#### Stored dataset items
⟨

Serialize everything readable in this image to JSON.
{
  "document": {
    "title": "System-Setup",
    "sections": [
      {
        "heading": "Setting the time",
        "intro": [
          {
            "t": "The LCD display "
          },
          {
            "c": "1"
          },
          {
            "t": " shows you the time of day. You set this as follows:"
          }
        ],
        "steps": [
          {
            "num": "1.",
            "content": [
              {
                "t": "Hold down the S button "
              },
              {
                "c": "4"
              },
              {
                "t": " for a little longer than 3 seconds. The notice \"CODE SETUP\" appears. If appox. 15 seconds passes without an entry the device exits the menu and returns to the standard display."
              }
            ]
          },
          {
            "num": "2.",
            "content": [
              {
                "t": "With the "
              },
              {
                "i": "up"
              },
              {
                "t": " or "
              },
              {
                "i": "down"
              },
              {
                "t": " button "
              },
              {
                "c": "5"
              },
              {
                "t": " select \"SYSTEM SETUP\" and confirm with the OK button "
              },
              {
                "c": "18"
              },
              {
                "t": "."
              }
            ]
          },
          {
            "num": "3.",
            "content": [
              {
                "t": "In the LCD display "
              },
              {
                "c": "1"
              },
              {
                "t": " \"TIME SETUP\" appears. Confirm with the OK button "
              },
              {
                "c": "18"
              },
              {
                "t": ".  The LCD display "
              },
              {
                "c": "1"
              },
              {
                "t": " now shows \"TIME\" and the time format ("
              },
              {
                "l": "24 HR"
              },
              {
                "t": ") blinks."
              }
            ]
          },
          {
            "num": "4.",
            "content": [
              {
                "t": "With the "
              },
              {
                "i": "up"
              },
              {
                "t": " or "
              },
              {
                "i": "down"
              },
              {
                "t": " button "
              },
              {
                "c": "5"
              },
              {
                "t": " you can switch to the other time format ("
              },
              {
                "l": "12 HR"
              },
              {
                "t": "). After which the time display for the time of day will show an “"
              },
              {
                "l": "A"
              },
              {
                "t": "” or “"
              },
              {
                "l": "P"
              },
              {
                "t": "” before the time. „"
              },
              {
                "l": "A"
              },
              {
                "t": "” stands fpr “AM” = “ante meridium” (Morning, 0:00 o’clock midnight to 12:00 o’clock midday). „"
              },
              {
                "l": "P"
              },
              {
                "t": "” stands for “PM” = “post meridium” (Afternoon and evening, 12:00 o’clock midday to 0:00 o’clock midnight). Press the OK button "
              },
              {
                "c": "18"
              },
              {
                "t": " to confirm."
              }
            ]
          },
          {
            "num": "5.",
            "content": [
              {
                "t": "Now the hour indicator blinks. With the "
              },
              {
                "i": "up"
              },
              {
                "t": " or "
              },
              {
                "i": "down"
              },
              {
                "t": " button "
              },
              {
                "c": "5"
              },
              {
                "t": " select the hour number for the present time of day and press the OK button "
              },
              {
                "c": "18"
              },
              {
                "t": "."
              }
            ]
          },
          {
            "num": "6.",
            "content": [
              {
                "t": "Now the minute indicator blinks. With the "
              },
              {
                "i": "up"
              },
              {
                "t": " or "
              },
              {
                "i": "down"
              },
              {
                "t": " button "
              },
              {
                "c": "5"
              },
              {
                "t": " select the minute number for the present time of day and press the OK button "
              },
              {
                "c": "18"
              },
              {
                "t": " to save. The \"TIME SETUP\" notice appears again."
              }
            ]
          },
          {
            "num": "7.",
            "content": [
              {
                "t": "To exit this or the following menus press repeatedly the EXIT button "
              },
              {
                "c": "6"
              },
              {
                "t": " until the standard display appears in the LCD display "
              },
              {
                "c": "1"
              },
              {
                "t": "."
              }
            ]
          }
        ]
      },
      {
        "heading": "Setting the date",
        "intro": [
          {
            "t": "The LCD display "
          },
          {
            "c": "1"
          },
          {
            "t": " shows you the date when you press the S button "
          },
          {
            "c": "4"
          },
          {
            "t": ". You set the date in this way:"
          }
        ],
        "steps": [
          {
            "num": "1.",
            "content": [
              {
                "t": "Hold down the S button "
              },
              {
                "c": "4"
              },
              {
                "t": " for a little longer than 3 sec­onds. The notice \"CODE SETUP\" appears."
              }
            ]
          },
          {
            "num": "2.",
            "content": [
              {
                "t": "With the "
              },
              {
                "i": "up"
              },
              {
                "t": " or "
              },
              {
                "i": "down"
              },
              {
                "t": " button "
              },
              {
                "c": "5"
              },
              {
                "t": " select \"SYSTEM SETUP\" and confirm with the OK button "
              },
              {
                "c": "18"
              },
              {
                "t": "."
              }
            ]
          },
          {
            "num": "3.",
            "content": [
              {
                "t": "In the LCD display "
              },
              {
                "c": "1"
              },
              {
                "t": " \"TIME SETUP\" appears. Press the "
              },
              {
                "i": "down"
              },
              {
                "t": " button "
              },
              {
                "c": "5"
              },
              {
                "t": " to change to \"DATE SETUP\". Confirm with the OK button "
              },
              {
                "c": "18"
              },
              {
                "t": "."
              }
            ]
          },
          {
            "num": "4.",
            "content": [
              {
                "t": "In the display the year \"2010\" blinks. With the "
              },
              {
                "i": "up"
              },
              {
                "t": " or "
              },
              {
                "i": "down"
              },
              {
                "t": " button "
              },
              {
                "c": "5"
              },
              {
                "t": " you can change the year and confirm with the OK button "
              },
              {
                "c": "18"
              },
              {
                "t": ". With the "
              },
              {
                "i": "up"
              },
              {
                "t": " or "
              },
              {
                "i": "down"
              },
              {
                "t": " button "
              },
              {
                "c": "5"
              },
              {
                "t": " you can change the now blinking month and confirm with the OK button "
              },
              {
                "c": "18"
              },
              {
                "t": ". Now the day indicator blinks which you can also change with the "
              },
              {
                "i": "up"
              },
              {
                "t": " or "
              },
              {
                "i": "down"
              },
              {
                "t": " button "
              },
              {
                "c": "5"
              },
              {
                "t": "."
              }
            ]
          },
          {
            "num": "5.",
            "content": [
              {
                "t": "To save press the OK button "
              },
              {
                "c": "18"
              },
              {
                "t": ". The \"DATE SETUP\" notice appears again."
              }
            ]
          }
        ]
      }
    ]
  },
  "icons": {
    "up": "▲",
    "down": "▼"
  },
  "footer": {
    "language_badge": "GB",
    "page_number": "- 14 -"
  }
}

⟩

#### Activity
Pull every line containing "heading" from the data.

#### Exercise output
        "heading": "Setting the time",
        "heading": "Setting the date",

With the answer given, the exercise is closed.